The Midnight Magic committee included Marina Marrelli, Al and Paula Wasserman, Lance Abbott, Stephanie Owens, Wenda Wencke, Lyman Dennis, Sandra Shovers, Rene Roques, Leslie Reeder, Meleah Nelson, Stoddard King, Twila Shakespeare, Leslie Hanna and Ellen Mower.
CORONADO--Former Iowans Donna and Bill Lynch took Wyoming natives Ann and Sen. Alan Simpson (R-Wyo.) for a ride Dec. 29, the night before the University of Iowa Hawkeyes took the University of Wyoming Cowboys for a ride at the 10th annual Holiday Bowl, played on the turf at San Diego Jack Murphy Stadium.

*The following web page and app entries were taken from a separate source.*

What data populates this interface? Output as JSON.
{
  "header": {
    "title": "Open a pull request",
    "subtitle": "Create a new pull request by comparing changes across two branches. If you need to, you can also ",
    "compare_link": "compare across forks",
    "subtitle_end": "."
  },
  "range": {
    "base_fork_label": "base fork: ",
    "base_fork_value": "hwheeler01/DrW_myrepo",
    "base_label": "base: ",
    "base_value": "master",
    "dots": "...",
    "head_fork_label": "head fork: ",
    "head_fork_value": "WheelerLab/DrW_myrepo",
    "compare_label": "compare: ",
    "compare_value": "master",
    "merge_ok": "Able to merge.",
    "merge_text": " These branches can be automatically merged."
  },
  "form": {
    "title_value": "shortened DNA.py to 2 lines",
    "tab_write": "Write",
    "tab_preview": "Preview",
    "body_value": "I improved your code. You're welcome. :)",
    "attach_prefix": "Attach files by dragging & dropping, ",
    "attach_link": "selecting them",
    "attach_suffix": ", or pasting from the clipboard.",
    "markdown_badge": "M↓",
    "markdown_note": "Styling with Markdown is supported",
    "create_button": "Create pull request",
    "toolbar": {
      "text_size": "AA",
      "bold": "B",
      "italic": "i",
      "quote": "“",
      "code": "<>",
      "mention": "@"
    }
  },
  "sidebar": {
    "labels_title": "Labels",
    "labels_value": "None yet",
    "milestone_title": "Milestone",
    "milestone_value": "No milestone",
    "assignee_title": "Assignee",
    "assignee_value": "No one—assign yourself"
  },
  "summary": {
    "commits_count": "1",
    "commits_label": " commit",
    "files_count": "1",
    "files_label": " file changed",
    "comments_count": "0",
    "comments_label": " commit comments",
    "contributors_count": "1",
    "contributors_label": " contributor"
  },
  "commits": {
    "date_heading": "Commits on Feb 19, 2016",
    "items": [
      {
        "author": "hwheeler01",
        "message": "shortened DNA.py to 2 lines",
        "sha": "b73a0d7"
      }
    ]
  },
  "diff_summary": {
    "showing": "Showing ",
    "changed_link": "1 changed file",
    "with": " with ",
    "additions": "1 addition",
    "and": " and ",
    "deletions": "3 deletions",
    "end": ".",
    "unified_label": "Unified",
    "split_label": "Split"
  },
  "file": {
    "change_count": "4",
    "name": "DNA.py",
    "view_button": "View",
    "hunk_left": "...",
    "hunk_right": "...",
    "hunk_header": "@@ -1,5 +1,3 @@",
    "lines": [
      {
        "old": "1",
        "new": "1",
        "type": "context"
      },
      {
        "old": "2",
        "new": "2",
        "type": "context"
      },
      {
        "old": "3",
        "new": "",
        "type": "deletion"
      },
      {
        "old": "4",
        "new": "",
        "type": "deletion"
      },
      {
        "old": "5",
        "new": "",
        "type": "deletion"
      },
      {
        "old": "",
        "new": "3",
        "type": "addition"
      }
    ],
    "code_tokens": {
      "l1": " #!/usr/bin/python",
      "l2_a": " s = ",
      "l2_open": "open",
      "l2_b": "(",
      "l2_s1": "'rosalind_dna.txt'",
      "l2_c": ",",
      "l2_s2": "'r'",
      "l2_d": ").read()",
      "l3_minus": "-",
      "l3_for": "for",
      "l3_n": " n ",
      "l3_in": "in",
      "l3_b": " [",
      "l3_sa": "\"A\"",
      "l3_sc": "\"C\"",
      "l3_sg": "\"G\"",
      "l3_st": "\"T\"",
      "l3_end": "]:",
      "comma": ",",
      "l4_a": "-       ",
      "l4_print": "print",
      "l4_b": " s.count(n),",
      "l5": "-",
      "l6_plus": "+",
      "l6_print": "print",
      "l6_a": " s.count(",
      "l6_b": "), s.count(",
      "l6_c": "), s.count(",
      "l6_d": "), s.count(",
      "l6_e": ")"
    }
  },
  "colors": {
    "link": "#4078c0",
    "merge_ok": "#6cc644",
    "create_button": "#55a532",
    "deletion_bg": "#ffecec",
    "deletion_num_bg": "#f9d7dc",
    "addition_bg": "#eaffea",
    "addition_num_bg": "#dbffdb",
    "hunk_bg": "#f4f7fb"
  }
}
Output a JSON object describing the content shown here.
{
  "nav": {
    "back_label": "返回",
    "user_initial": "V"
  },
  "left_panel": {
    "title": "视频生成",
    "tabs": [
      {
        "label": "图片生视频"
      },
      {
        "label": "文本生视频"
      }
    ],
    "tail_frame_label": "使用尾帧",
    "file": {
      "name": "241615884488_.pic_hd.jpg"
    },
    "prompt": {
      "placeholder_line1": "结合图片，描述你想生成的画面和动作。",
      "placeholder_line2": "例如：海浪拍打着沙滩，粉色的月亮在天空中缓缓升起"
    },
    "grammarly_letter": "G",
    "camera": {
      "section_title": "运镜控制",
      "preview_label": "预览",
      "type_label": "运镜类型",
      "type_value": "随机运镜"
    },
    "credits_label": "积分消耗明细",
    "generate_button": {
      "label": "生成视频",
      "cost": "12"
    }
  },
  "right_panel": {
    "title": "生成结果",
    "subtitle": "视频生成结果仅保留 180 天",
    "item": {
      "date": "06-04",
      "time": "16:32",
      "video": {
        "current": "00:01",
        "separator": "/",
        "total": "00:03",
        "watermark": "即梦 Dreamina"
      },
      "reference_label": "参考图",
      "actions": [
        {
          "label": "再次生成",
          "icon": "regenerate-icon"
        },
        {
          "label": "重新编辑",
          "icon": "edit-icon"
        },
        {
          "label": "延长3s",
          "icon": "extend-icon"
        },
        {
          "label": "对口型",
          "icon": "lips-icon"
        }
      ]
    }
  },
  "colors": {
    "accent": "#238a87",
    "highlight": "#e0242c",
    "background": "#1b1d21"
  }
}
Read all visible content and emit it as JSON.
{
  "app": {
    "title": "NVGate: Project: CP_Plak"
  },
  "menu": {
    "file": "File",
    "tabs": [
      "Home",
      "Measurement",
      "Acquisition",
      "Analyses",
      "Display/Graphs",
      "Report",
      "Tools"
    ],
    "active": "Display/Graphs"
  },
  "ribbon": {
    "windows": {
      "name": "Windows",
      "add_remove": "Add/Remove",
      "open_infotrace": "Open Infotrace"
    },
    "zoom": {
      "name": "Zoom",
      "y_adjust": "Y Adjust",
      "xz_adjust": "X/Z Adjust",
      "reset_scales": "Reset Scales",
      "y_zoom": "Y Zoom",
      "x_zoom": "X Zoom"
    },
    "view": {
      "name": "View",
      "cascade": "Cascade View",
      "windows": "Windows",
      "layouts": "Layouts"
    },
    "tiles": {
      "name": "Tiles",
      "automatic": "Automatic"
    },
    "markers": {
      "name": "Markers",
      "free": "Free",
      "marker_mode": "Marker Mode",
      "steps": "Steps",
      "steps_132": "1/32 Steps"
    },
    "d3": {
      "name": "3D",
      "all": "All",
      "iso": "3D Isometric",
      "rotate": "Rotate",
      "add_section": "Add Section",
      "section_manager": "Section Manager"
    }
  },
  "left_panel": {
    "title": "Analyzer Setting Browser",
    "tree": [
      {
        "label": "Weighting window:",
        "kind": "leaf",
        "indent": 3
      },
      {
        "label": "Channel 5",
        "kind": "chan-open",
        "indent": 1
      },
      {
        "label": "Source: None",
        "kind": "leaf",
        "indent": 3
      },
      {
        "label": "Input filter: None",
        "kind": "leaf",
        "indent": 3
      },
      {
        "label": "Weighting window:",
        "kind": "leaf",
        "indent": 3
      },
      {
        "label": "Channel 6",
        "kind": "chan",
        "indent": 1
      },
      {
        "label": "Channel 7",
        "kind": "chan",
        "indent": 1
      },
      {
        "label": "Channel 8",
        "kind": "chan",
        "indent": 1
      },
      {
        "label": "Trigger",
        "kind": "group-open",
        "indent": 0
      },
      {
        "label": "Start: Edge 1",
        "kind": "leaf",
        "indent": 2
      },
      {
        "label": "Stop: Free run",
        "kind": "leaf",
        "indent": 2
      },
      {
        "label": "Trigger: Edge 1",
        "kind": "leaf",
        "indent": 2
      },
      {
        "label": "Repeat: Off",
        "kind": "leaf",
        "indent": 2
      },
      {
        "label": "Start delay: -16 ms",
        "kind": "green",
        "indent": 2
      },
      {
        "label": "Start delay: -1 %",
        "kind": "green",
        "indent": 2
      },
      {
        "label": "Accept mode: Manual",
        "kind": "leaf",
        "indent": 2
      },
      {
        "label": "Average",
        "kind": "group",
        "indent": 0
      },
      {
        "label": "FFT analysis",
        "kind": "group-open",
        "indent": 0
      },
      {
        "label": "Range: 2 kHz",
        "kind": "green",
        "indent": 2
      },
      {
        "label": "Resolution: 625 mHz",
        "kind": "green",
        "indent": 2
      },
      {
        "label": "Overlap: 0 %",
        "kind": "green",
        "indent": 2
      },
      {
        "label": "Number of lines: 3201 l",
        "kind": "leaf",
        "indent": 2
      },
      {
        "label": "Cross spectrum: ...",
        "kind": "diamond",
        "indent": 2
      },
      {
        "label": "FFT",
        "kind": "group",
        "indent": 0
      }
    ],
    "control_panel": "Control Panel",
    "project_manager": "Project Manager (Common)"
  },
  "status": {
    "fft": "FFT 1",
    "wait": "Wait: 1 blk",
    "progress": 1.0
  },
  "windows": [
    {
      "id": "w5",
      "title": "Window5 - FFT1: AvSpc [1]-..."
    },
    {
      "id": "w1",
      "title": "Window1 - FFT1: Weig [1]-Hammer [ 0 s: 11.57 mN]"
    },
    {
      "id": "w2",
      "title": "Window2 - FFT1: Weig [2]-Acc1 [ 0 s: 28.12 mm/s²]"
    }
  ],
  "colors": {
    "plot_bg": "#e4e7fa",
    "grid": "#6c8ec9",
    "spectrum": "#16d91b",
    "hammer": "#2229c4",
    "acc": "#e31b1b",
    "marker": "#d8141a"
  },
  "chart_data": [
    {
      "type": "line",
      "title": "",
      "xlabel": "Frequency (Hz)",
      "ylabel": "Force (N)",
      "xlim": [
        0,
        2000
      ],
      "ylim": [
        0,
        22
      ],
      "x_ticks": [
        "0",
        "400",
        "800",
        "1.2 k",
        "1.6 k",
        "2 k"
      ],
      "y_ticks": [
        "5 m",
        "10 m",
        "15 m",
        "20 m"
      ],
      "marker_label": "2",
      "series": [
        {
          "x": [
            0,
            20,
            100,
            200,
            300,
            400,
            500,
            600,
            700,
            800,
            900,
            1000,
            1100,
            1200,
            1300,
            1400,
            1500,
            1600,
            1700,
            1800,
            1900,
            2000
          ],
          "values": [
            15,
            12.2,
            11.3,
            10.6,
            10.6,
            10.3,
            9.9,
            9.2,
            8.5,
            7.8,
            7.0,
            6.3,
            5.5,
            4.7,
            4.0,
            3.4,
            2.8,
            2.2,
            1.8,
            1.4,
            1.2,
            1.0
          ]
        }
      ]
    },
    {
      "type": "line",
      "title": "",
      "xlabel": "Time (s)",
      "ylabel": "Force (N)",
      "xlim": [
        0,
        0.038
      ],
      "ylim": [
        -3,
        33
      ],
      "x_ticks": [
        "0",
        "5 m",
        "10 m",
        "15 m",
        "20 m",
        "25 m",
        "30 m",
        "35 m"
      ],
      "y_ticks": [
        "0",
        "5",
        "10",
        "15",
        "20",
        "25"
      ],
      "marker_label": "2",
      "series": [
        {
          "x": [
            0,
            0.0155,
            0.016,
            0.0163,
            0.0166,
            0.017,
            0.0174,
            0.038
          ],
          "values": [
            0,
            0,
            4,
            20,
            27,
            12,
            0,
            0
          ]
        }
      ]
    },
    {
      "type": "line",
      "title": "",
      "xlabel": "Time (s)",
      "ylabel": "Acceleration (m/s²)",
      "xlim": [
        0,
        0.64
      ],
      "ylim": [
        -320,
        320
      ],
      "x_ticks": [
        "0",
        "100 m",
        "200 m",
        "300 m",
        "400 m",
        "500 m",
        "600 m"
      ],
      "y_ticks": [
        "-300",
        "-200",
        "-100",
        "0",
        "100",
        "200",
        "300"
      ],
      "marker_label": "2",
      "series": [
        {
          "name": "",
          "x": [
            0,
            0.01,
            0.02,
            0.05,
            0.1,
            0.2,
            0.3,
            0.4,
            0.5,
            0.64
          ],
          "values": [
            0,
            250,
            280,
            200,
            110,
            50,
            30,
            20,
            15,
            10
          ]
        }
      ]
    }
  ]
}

Iowans and Wyomingites, Democrats and Republicans (and, one supposes, bulls and bears) all were brought aboard the Lynches' "Renown" by George Mitrovich for a slow, glamorous cruise of San Diego Bay. Other than the Wyoming delegation, which included the Simpsons' sons and daughters-in-law (Bill and Debbie, and Colin and Shelley), the contingent of some 40 guests consisted of key members of Mitrovich's City Club, to which the senator gave a formal address the next day.
Sen. Simpson made a quick hit with the crowd by employing the easy wit that reportedly serves him well in his role as Senate Minority Whip. He steered his way around thorny political questions quite neatly through the three-hour cruise--until the boat docked. At that moment, just when most of the guests were eager for a taste of dry land, Simpson took the microphone and offered to give an address on the importance of preserving the domestic uranium industry, especially as it affects Wyoming. The crowd applauded when they realized that Simpson was making his final jest of the evening--and then dashed ashore before he could change his mind.